╔══

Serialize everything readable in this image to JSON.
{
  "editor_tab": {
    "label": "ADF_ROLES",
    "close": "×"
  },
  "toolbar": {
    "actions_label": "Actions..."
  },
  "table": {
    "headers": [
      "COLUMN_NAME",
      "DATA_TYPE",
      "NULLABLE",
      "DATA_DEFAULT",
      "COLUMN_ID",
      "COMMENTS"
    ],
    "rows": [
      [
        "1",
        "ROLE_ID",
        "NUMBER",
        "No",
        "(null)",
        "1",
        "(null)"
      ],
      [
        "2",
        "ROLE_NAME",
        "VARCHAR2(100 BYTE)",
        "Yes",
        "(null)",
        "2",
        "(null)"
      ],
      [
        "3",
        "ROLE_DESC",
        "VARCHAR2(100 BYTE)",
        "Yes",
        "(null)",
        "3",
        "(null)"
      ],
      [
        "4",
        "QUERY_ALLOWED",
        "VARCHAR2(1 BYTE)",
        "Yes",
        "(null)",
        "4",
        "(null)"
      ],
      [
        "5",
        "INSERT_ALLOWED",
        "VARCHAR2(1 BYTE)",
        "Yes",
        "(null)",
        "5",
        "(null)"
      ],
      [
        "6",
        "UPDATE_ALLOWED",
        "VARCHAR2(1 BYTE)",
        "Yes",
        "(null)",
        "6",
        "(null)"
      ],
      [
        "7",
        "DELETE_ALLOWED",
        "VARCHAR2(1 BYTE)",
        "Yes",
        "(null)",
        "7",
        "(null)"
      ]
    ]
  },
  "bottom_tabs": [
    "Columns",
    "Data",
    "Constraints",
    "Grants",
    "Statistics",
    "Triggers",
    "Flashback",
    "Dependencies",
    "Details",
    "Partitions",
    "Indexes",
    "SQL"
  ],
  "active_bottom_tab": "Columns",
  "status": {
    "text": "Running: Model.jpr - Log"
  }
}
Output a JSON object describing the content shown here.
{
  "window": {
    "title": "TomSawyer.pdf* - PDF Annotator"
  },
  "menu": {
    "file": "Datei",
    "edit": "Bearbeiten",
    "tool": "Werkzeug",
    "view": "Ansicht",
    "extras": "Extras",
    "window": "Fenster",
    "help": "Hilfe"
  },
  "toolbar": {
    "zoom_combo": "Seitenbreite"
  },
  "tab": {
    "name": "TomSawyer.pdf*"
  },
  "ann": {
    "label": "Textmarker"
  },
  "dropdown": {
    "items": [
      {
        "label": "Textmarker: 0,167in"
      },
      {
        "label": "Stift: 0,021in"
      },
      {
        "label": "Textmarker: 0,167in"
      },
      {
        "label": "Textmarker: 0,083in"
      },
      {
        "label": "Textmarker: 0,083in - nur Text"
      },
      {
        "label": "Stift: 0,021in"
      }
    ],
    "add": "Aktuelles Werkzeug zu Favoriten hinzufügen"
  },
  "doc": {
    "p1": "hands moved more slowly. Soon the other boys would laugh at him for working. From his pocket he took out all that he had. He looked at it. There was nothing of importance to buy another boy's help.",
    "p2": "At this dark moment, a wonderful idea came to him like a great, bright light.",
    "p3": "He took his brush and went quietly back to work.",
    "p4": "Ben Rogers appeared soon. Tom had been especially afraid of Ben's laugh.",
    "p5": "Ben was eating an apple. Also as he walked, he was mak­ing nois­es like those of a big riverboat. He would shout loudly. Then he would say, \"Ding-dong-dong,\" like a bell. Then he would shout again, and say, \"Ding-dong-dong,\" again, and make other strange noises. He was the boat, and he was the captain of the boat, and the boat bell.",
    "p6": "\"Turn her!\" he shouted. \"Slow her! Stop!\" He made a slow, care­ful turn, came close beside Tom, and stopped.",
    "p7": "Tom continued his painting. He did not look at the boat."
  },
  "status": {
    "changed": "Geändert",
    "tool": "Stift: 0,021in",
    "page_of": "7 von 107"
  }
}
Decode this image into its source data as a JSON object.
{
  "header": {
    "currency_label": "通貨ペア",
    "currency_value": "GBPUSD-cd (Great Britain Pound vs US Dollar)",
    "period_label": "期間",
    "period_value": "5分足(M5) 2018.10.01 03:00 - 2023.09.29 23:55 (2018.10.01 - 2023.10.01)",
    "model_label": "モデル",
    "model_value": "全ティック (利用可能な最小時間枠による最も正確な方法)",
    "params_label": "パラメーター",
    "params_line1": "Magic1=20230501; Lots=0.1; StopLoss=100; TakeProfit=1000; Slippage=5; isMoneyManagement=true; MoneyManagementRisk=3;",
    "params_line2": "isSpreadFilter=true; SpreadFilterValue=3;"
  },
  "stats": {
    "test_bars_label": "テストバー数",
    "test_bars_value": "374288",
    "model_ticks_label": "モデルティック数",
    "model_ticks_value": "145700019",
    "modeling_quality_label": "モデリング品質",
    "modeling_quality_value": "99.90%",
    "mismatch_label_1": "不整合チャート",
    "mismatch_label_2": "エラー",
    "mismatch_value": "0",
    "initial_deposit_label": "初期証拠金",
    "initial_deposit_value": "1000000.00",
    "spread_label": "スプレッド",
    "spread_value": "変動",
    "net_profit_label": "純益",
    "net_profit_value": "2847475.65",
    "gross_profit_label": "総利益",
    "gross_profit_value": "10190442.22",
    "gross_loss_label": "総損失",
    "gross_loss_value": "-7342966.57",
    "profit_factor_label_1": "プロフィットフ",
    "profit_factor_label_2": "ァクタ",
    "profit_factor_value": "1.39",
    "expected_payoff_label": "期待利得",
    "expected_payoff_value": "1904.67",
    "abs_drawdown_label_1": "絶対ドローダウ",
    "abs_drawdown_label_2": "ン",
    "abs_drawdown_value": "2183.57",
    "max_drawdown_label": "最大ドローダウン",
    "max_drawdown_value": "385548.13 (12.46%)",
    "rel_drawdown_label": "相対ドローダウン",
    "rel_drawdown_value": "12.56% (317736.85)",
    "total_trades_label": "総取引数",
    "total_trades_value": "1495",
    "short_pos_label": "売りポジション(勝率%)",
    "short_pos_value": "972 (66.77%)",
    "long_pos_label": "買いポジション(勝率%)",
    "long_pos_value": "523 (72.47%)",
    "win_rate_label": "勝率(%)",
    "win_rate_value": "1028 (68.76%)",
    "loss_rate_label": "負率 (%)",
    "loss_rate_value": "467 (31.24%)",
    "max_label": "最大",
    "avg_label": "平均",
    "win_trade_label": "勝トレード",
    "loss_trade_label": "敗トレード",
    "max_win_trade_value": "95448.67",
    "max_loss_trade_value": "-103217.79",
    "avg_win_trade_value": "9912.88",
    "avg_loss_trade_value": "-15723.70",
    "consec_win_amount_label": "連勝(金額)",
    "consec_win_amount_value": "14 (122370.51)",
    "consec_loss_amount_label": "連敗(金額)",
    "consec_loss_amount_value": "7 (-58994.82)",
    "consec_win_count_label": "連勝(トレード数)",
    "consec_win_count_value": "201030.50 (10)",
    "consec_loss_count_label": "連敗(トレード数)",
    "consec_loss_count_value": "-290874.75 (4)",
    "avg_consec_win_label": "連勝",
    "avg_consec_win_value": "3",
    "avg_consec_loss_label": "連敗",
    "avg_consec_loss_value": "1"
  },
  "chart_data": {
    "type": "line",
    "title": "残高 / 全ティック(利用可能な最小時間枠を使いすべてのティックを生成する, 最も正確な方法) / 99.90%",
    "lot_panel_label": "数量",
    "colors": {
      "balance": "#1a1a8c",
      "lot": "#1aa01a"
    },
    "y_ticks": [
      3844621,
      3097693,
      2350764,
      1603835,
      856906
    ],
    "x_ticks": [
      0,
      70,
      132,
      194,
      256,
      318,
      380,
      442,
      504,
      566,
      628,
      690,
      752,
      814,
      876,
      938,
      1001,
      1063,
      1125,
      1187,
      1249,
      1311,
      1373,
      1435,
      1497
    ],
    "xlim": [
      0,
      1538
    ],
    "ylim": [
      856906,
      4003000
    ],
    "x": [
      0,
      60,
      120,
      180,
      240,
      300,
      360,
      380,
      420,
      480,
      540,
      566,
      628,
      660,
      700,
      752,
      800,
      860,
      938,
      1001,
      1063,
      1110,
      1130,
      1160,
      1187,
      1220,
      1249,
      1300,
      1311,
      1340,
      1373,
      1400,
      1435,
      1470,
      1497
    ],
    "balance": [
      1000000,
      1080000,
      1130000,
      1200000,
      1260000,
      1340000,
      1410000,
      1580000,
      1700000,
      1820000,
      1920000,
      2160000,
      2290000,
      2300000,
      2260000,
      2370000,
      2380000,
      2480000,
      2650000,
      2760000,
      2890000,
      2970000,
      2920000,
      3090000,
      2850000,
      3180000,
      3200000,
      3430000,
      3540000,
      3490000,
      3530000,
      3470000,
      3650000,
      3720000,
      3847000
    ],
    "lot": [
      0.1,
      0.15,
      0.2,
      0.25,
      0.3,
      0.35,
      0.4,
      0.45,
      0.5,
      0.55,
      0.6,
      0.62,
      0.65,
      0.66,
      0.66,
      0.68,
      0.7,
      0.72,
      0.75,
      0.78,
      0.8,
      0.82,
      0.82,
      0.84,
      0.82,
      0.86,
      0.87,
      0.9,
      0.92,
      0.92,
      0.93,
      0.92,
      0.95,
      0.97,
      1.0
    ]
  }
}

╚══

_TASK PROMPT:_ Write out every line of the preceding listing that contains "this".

_OUTPUT BELOW:_
Serialize everything readable in this image to JSON.
    "p2": "At this dark moment, a wonderful idea came to him like a great, bright light.",
Decode this image into its source data as a JSON object.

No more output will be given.